▶ **LISTED RECORDS**:
▬▬▬▬▬▬
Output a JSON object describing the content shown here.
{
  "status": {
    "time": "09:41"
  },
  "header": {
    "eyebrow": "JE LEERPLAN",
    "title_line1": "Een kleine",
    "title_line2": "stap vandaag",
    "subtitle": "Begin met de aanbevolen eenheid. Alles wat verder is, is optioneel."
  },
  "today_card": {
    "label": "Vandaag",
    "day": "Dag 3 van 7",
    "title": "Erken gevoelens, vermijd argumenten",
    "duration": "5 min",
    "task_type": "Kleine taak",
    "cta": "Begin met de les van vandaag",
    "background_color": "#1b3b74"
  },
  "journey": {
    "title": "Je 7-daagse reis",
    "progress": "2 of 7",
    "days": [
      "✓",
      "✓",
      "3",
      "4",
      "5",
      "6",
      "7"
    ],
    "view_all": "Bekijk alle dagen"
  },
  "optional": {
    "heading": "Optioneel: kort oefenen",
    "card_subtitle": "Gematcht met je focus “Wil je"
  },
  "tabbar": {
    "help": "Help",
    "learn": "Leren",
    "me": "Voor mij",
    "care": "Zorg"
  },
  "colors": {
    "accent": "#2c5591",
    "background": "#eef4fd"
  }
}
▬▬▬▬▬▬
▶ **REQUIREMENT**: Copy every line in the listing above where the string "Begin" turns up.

▶ **WRITTEN SOLUTION**:
    "subtitle": "Begin met de aanbevolen eenheid. Alles wat verder is, is optioneel."
    "cta": "Begin met de les van vandaag",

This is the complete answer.